Data excerpts
Content starts

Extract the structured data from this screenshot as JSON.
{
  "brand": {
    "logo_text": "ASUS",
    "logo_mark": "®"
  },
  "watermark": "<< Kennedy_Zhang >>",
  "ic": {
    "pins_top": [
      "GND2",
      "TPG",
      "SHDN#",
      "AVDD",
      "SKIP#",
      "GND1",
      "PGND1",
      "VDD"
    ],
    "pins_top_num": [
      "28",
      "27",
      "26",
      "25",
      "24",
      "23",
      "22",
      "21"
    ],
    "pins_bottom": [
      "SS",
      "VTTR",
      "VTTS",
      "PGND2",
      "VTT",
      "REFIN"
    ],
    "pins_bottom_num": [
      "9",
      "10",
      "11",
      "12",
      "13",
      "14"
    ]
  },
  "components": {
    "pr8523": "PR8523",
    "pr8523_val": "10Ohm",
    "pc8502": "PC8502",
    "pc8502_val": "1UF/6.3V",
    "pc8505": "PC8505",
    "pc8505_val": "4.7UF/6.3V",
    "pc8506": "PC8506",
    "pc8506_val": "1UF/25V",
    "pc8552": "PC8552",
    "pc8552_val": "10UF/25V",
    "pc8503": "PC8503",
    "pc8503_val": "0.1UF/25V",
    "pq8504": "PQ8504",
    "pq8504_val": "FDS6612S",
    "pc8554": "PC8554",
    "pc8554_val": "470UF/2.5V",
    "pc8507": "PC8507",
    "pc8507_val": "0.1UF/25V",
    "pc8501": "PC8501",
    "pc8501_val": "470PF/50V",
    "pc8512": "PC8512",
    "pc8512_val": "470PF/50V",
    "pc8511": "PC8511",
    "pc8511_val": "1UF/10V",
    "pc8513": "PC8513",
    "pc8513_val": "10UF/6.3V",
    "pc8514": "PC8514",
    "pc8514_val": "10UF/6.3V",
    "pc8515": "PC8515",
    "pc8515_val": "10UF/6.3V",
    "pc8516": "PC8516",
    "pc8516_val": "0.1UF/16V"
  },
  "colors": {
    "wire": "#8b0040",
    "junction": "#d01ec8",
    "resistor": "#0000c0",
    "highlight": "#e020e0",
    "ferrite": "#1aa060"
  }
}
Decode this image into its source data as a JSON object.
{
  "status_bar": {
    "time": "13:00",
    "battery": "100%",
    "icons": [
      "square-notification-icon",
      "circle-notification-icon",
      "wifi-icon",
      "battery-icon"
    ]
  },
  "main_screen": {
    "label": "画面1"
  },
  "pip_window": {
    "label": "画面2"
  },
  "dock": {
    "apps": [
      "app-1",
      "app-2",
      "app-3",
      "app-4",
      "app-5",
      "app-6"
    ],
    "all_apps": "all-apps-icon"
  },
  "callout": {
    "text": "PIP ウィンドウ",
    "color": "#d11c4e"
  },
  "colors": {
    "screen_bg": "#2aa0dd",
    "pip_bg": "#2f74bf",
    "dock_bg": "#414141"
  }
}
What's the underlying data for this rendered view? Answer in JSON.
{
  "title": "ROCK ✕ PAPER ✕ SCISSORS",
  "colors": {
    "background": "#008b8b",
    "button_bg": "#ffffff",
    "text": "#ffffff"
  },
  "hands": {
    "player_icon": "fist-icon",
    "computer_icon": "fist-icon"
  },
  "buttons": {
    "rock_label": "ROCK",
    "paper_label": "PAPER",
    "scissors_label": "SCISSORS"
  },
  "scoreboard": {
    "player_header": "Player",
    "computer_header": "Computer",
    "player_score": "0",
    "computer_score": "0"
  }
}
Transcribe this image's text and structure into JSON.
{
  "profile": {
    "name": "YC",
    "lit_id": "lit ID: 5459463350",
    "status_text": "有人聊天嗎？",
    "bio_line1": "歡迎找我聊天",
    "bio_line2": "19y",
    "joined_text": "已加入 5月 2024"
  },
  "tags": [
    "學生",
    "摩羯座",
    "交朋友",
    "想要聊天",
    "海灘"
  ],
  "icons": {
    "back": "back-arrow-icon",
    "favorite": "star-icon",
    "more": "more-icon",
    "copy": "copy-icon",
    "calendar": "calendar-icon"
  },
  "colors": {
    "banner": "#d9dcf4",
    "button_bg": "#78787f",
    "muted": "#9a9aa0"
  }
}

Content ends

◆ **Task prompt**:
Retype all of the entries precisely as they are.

◆ **Answer for this exercise**:
Extract the structured data from this screenshot as JSON.
{
  "brand": {
    "logo_text": "ASUS",
    "logo_mark": "®"
  },
  "watermark": "<< Kennedy_Zhang >>",
  "ic": {
    "pins_top": [
      "GND2",
      "TPG",
      "SHDN#",
      "AVDD",
      "SKIP#",
      "GND1",
      "PGND1",
      "VDD"
    ],
    "pins_top_num": [
      "28",
      "27",
      "26",
      "25",
      "24",
      "23",
      "22",
      "21"
    ],
    "pins_bottom": [
      "SS",
      "VTTR",
      "VTTS",
      "PGND2",
      "VTT",
      "REFIN"
    ],
    "pins_bottom_num": [
      "9",
      "10",
      "11",
      "12",
      "13",
      "14"
    ]
  },
  "components": {
    "pr8523": "PR8523",
    "pr8523_val": "10Ohm",
    "pc8502": "PC8502",
    "pc8502_val": "1UF/6.3V",
    "pc8505": "PC8505",
    "pc8505_val": "4.7UF/6.3V",
    "pc8506": "PC8506",
    "pc8506_val": "1UF/25V",
    "pc8552": "PC8552",
    "pc8552_val": "10UF/25V",
    "pc8503": "PC8503",
    "pc8503_val": "0.1UF/25V",
    "pq8504": "PQ8504",
    "pq8504_val": "FDS6612S",
    "pc8554": "PC8554",
    "pc8554_val": "470UF/2.5V",
    "pc8507": "PC8507",
    "pc8507_val": "0.1UF/25V",
    "pc8501": "PC8501",
    "pc8501_val": "470PF/50V",
    "pc8512": "PC8512",
    "pc8512_val": "470PF/50V",
    "pc8511": "PC8511",
    "pc8511_val": "1UF/10V",
    "pc8513": "PC8513",
    "pc8513_val": "10UF/6.3V",
    "pc8514": "PC8514",
    "pc8514_val": "10UF/6.3V",
    "pc8515": "PC8515",
    "pc8515_val": "10UF/6.3V",
    "pc8516": "PC8516",
    "pc8516_val": "0.1UF/16V"
  },
  "colors": {
    "wire": "#8b0040",
    "junction": "#d01ec8",
    "resistor": "#0000c0",
    "highlight": "#e020e0",
    "ferrite": "#1aa060"
  }
}
Decode this image into its source data as a JSON object.
{
  "status_bar": {
    "time": "13:00",
    "battery": "100%",
    "icons": [
      "square-notification-icon",
      "circle-notification-icon",
      "wifi-icon",
      "battery-icon"
    ]
  },
  "main_screen": {
    "label": "画面1"
  },
  "pip_window": {
    "label": "画面2"
  },
  "dock": {
    "apps": [
      "app-1",
      "app-2",
      "app-3",
      "app-4",
      "app-5",
      "app-6"
    ],
    "all_apps": "all-apps-icon"
  },
  "callout": {
    "text": "PIP ウィンドウ",
    "color": "#d11c4e"
  },
  "colors": {
    "screen_bg": "#2aa0dd",
    "pip_bg": "#2f74bf",
    "dock_bg": "#414141"
  }
}
What's the underlying data for this rendered view? Answer in JSON.
{
  "title": "ROCK ✕ PAPER ✕ SCISSORS",
  "colors": {
    "background": "#008b8b",
    "button_bg": "#ffffff",
    "text": "#ffffff"
  },
  "hands": {
    "player_icon": "fist-icon",
    "computer_icon": "fist-icon"
  },
  "buttons": {
    "rock_label": "ROCK",
    "paper_label": "PAPER",
    "scissors_label": "SCISSORS"
  },
  "scoreboard": {
    "player_header": "Player",
    "computer_header": "Computer",
    "player_score": "0",
    "computer_score": "0"
  }
}
Transcribe this image's text and structure into JSON.
{
  "profile": {
    "name": "YC",
    "lit_id": "lit ID: 5459463350",
    "status_text": "有人聊天嗎？",
    "bio_line1": "歡迎找我聊天",
    "bio_line2": "19y",
    "joined_text": "已加入 5月 2024"
  },
  "tags": [
    "學生",
    "摩羯座",
    "交朋友",
    "想要聊天",
    "海灘"
  ],
  "icons": {
    "back": "back-arrow-icon",
    "favorite": "star-icon",
    "more": "more-icon",
    "copy": "copy-icon",
    "calendar": "calendar-icon"
  },
  "colors": {
    "banner": "#d9dcf4",
    "button_bg": "#78787f",
    "muted": "#9a9aa0"
  }
}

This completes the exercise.